[Opening Data in this exercise section]

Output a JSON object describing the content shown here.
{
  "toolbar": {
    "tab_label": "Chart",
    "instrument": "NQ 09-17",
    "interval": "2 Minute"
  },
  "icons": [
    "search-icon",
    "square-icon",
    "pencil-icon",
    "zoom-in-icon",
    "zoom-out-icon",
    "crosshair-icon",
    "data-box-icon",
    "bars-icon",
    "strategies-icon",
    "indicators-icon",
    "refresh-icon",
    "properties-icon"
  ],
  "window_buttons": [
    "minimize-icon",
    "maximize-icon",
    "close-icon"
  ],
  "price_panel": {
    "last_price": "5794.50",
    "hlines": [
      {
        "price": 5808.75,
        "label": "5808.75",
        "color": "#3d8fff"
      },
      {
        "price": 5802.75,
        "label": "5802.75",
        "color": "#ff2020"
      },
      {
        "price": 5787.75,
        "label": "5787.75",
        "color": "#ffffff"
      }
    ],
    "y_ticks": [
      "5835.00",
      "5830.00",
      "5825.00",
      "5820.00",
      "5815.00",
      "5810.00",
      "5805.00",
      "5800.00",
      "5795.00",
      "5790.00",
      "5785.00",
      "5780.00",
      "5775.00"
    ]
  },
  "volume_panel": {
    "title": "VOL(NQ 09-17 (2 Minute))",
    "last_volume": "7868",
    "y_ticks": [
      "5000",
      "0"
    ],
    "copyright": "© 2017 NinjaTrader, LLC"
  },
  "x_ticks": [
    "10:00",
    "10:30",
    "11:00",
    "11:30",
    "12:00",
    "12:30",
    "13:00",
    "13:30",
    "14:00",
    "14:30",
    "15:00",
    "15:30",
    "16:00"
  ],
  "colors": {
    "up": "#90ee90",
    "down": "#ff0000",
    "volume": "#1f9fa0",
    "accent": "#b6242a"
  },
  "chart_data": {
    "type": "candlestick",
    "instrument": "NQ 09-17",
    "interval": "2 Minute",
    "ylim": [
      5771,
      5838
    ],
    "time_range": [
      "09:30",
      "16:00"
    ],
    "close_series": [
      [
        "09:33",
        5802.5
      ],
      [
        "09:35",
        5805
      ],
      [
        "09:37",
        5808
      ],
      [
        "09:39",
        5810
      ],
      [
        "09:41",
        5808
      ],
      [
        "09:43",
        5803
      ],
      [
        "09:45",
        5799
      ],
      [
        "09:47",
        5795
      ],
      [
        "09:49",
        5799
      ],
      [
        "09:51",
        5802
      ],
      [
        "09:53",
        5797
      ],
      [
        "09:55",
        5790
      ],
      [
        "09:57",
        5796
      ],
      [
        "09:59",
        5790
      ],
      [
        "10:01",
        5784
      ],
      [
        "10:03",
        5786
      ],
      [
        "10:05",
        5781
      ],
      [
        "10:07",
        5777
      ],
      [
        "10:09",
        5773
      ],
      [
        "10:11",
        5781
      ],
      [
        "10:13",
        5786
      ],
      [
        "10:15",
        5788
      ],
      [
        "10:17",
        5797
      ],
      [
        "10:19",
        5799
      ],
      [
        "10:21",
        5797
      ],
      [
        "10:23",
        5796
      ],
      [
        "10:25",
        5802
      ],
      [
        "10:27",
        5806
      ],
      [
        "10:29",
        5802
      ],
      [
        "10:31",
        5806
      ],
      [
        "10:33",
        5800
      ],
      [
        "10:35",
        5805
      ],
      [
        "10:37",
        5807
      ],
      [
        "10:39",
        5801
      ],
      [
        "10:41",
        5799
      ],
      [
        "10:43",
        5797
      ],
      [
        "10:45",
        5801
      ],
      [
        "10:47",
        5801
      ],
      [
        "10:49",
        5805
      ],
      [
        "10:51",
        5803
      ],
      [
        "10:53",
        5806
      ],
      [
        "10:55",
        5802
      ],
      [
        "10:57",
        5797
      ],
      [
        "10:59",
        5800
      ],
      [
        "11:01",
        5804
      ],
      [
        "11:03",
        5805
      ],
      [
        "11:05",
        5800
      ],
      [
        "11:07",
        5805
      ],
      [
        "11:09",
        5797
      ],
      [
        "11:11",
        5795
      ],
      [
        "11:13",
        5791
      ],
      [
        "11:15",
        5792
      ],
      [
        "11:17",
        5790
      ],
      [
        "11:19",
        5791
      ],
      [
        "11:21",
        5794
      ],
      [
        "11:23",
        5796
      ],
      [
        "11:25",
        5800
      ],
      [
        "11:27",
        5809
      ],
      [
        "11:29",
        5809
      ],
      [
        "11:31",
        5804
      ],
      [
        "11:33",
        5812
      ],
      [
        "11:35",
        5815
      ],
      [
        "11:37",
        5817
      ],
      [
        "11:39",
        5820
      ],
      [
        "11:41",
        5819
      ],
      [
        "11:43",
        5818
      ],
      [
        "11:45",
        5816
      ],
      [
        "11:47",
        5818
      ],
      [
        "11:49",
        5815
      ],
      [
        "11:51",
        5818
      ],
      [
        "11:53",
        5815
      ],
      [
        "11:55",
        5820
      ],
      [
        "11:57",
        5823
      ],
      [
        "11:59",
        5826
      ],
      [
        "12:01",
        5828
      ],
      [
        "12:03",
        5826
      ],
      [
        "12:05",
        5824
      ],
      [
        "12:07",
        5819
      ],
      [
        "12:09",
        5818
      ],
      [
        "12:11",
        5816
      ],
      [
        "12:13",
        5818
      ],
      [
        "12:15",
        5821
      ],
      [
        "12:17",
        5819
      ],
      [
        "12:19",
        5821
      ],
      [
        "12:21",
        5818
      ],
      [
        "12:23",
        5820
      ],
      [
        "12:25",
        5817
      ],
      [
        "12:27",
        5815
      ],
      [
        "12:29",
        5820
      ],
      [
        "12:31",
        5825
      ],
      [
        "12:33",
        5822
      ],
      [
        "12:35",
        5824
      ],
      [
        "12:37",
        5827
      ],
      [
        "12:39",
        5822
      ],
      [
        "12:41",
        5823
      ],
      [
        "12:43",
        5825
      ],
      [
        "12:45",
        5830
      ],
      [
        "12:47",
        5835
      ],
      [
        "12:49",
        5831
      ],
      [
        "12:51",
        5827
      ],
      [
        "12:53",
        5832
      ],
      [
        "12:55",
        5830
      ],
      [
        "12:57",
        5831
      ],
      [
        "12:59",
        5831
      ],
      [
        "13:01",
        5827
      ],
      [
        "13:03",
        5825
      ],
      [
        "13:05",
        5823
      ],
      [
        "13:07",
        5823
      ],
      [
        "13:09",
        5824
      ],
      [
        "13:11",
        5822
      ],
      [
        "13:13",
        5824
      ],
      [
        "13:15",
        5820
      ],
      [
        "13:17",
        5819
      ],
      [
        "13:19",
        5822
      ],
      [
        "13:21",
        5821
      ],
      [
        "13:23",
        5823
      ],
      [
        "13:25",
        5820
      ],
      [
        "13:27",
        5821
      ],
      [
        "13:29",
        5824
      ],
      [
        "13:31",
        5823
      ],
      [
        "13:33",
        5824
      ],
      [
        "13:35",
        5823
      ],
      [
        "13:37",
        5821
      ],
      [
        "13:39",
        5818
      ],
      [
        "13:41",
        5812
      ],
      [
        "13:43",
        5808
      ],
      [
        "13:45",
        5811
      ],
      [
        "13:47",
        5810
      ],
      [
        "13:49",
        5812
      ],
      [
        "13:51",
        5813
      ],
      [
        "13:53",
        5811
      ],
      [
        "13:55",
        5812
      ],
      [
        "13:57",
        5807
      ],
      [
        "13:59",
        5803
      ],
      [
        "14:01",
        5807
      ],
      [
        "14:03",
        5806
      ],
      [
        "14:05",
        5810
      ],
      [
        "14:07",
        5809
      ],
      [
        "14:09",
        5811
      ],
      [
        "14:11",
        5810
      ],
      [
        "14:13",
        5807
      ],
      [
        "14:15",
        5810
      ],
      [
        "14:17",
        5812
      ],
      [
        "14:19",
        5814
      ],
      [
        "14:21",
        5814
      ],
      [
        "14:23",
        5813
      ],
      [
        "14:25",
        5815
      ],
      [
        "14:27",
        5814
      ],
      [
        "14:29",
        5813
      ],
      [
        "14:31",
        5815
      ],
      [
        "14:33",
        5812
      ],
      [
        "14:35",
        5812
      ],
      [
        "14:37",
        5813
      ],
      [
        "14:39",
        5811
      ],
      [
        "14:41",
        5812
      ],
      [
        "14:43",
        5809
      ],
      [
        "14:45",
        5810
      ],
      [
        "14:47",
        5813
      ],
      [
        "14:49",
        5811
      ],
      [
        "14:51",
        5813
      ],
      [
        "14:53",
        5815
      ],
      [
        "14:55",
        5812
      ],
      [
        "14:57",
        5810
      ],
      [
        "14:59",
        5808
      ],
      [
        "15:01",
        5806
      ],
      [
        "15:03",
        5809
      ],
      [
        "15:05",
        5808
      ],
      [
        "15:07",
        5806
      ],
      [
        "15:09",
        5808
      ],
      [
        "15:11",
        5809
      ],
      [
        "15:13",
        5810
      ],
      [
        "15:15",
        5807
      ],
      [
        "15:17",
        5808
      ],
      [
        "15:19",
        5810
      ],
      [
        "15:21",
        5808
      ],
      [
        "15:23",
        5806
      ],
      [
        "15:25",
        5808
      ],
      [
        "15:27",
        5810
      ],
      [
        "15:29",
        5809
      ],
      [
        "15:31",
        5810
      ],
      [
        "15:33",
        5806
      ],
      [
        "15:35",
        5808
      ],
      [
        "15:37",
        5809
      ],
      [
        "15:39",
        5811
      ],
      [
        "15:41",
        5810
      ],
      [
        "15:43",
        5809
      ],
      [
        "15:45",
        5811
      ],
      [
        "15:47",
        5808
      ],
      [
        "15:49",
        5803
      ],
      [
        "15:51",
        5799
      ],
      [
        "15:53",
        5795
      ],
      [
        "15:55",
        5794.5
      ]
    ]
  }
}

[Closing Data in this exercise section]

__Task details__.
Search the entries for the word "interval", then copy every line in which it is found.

__Result of the task__.
    "interval": "2 Minute"
    "interval": "2 Minute",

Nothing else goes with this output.